It is also possible to produce an analytic treatment of eq. (3.4) near . We can solve the equation analytically order by order in powers of and then fix the integration constants by providing the boundary expansion for and regularity near the horizon. We find that

(3.16) |

with

(3.17) |

For we solve separately for each dimension. These results determine perturbatively around , and the result can be written as

(3.18) |

with being zero for odd and for even .

Given this expansion for and the corresponding expansion for from eq. (3.3), it is straightforward to compute as a power series in :

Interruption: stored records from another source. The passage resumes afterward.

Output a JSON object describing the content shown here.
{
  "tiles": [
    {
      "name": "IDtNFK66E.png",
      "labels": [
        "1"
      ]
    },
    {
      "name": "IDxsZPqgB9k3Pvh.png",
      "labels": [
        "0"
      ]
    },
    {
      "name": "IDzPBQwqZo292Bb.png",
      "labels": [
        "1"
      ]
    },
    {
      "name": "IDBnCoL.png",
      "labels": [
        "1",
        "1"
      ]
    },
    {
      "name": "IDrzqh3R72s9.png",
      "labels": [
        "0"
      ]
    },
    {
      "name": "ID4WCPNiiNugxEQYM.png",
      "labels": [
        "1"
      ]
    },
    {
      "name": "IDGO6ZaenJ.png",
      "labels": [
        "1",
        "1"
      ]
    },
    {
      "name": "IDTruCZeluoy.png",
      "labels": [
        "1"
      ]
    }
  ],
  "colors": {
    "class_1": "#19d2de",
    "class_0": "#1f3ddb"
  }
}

(3.19) |

which, as expected Faulkner:2015csl , agrees with the conjecture (1.5) at linear order,

(3.20) |

but not at second order. In fact, the relative mismatch between the two expressions can be easily computed and is given by

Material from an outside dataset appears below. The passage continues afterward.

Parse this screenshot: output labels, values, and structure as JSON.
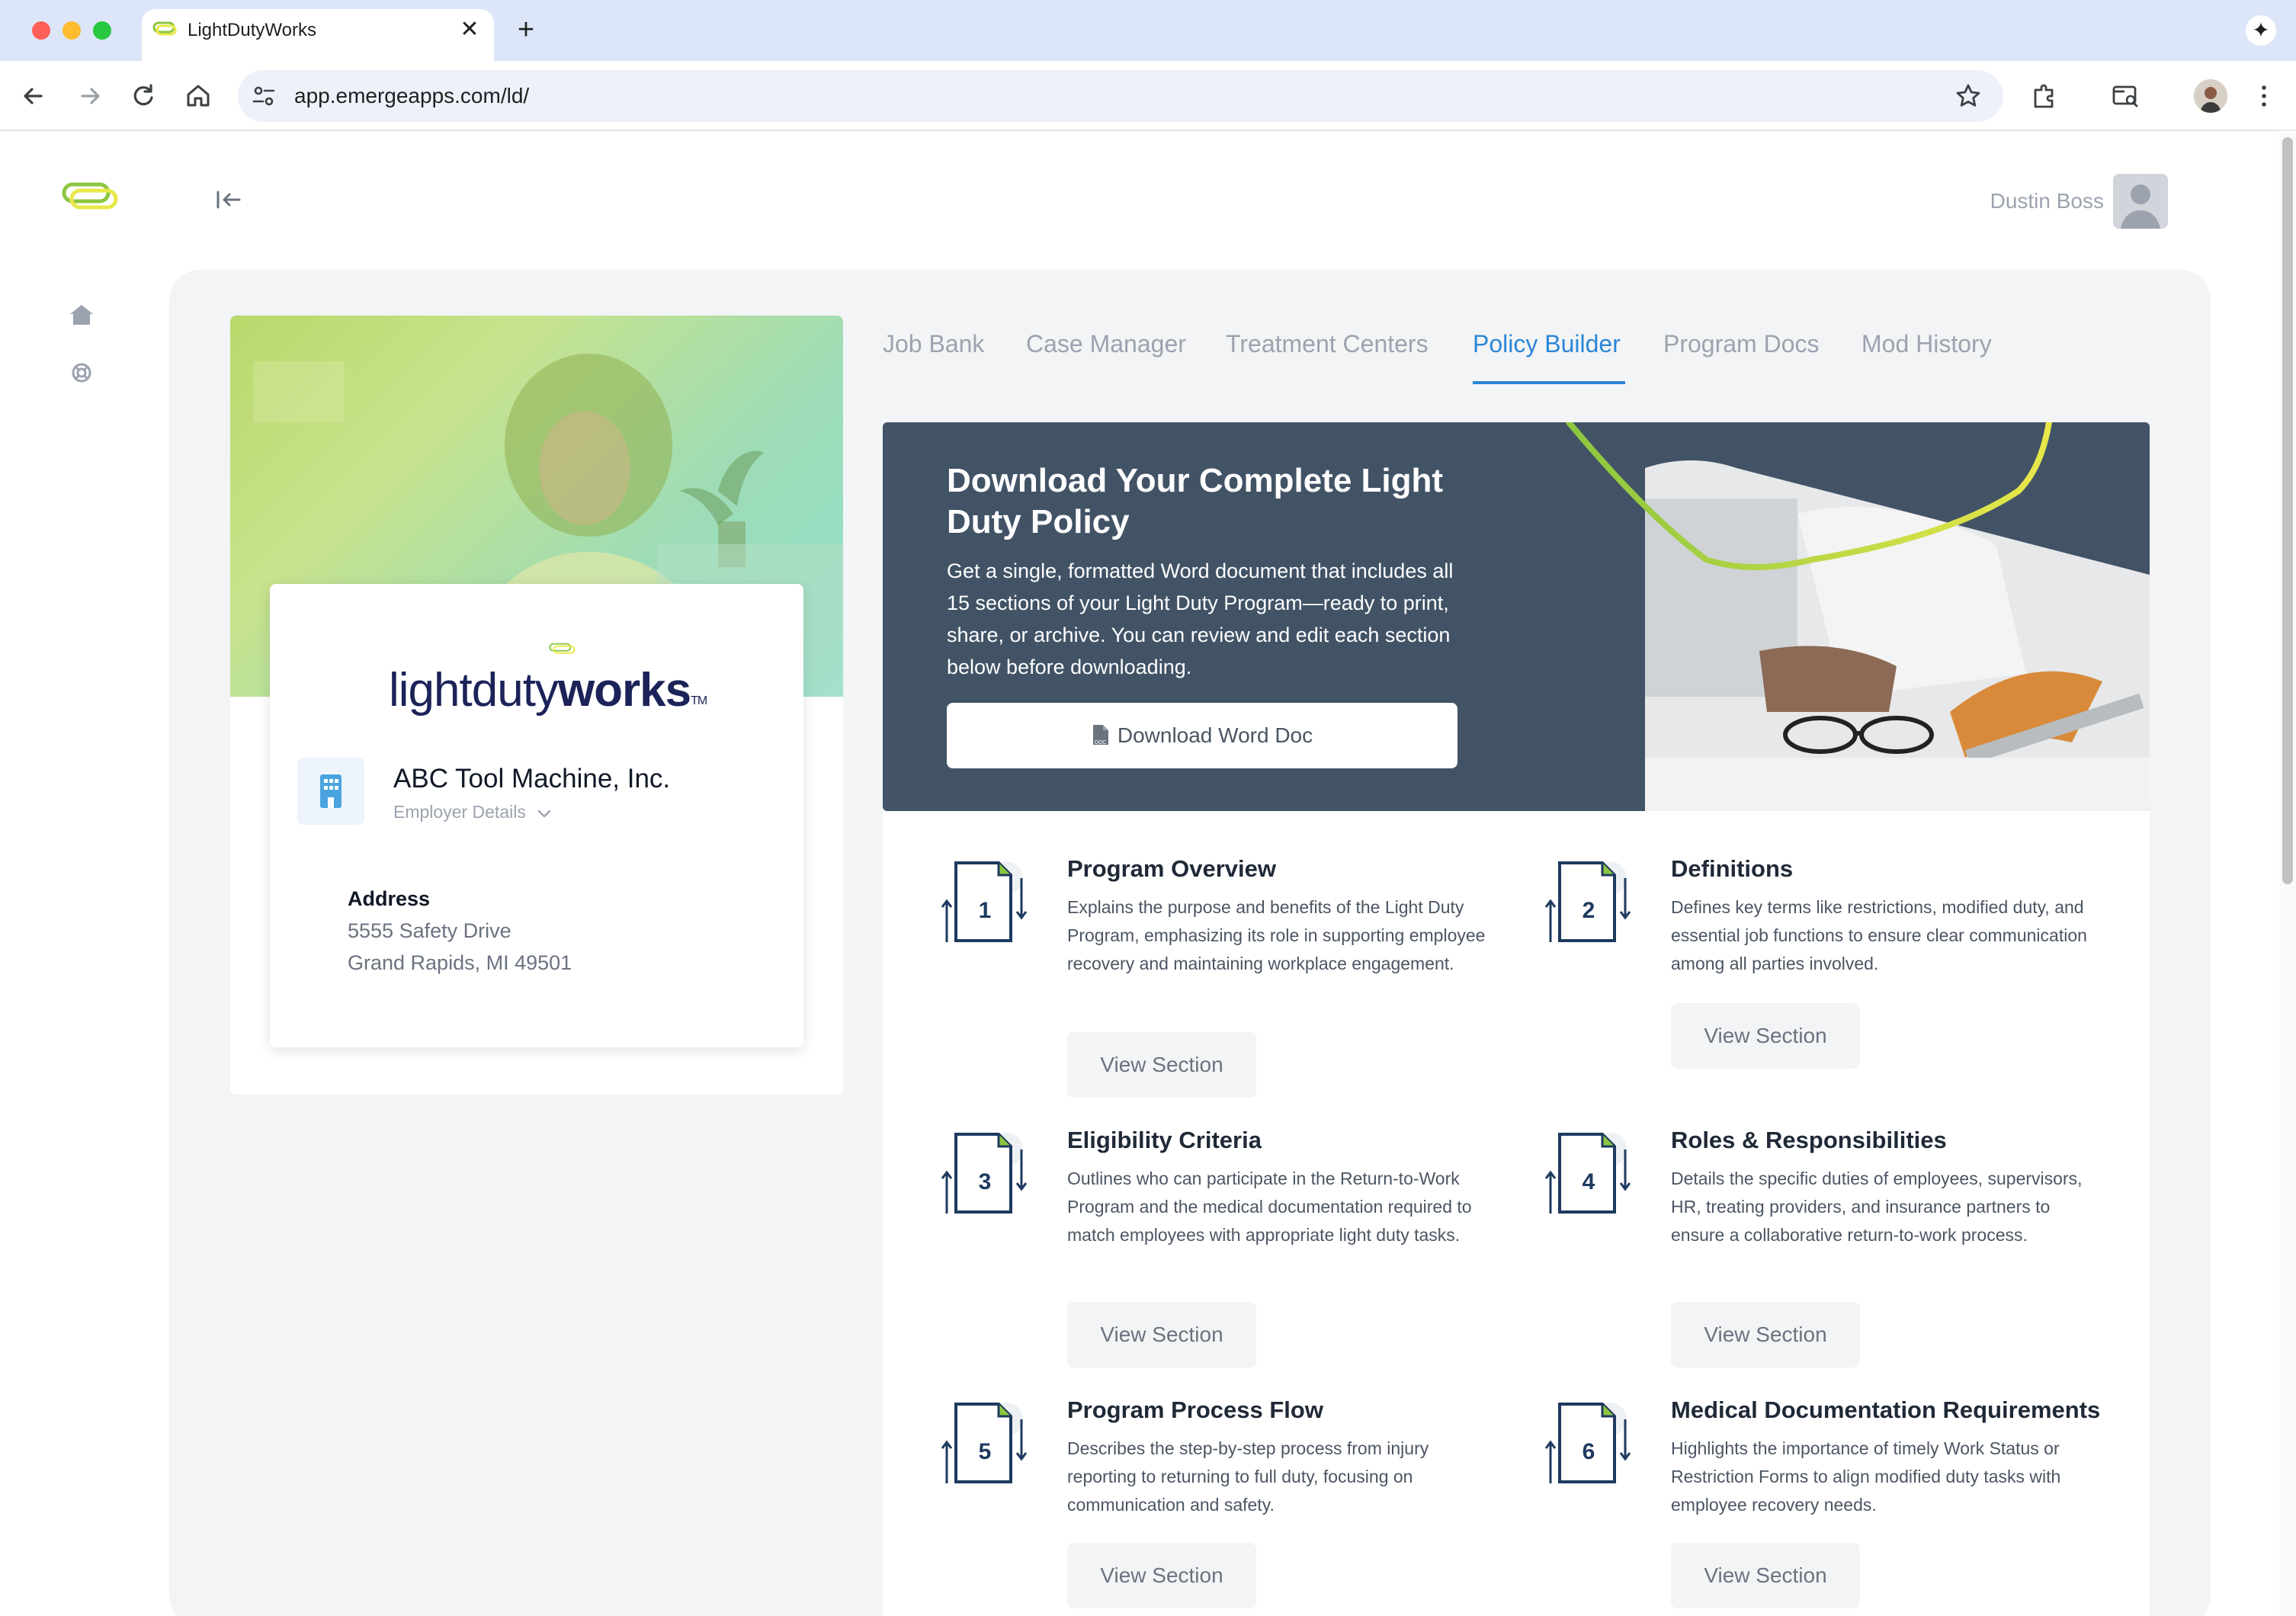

(3.21) |

Interestingly, one can also extract the analytic expression for at leading order as . This result follows from the observation that the contribution in eq. (3.13) is subleading with respect to at small . More precisely, one can verify that in this limit. Then, we do not actually need to solve eq. (3.4) but just expand for small to find

(3.22) | |||||

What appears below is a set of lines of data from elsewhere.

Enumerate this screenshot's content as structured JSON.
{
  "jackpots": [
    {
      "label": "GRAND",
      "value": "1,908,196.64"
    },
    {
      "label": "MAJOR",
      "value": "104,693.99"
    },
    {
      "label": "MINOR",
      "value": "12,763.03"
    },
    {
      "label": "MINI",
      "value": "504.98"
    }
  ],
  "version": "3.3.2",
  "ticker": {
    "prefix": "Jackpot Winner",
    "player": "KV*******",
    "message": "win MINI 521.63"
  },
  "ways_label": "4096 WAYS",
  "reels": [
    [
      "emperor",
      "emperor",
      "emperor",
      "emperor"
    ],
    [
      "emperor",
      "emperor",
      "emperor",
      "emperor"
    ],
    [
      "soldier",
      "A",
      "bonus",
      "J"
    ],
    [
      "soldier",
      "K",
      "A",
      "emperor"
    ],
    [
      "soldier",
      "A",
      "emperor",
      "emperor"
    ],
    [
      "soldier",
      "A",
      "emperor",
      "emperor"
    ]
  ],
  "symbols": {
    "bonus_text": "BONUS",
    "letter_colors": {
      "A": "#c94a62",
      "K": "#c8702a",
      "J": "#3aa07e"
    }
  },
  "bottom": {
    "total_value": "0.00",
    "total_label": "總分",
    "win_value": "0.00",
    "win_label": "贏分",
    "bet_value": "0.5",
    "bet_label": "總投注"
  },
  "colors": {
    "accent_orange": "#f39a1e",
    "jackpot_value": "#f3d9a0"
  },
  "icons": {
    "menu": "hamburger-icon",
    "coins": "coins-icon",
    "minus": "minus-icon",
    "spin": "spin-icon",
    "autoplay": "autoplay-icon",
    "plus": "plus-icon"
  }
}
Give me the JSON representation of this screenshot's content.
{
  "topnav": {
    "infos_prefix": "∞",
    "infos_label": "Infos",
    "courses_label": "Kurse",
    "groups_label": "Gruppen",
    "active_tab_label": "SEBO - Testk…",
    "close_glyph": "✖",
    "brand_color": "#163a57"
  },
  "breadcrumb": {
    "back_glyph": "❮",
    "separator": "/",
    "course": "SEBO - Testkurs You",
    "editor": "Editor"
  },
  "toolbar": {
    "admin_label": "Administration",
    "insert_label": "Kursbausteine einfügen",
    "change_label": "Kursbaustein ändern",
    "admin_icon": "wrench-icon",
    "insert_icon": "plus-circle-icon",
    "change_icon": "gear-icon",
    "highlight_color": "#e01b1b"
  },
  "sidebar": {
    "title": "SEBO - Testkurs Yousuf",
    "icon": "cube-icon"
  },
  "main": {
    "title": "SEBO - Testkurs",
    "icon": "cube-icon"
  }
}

(3.23) |

which yields

(3.24) |

Note that the relative error is order one as goes to zero, contrary to the small differences which were obtained for .

### 3.3 Gauss-Bonnet Gravity

In this section, we consider holographic CFTs dual to Gauss-Bonnet (GB) gravity. The full gravitational action reads Buchel:2009sk

(3.25) |

where

(3.26) |

and the term (3.26) contributes to the equations of motion only for (note that the bulk theory is dimensional). The coupling is constrained by known unitarity bounds Buchel:2009sk

(3.27) |

The same constraints can also be derived by excluding the propagation of superluminal modes in thermal backgrounds wok1 ; wok2 ; wok3 . Before proceeding, we should add a word of caution since in fact a detailed analysis indicates that the GB theory (3.25) violates causality unless the spectrum is supplemented by some higher spin modes Camanho:2014apa . However, it remains unclear in which situations these additional degrees of freedom will play an important role. Hence we proceed with the perspective that these holographic theories are amenable to simple calculations and allow us to investigate a broader class of holographic theories. Further, such investigations may still yield interesting insights on universal properties which may hold for general CFTs, beyond the holographic CFTs defined by these toy models. Certainly, this approach has been successful in the past, e.g., in the discovery of the F-theorem Myers:2010xs ; Myers:2010tj .

Conceptually, the procedure here is completely analogous to the one for the Einstein gravity case analyzed in the previous section, although explicit computations can become more tedious due to the -dependence.

In order to have the appropriate AdS asymptotics, we slightly modify the bulk metric ansatz,

Note the additional factor of in the component, which is defined below. The metric for the hyperbolic black holes in GB gravity reads, e.g., brandon

(3.29) |

It is useful to define the asymptotic limit of as goes to infinity,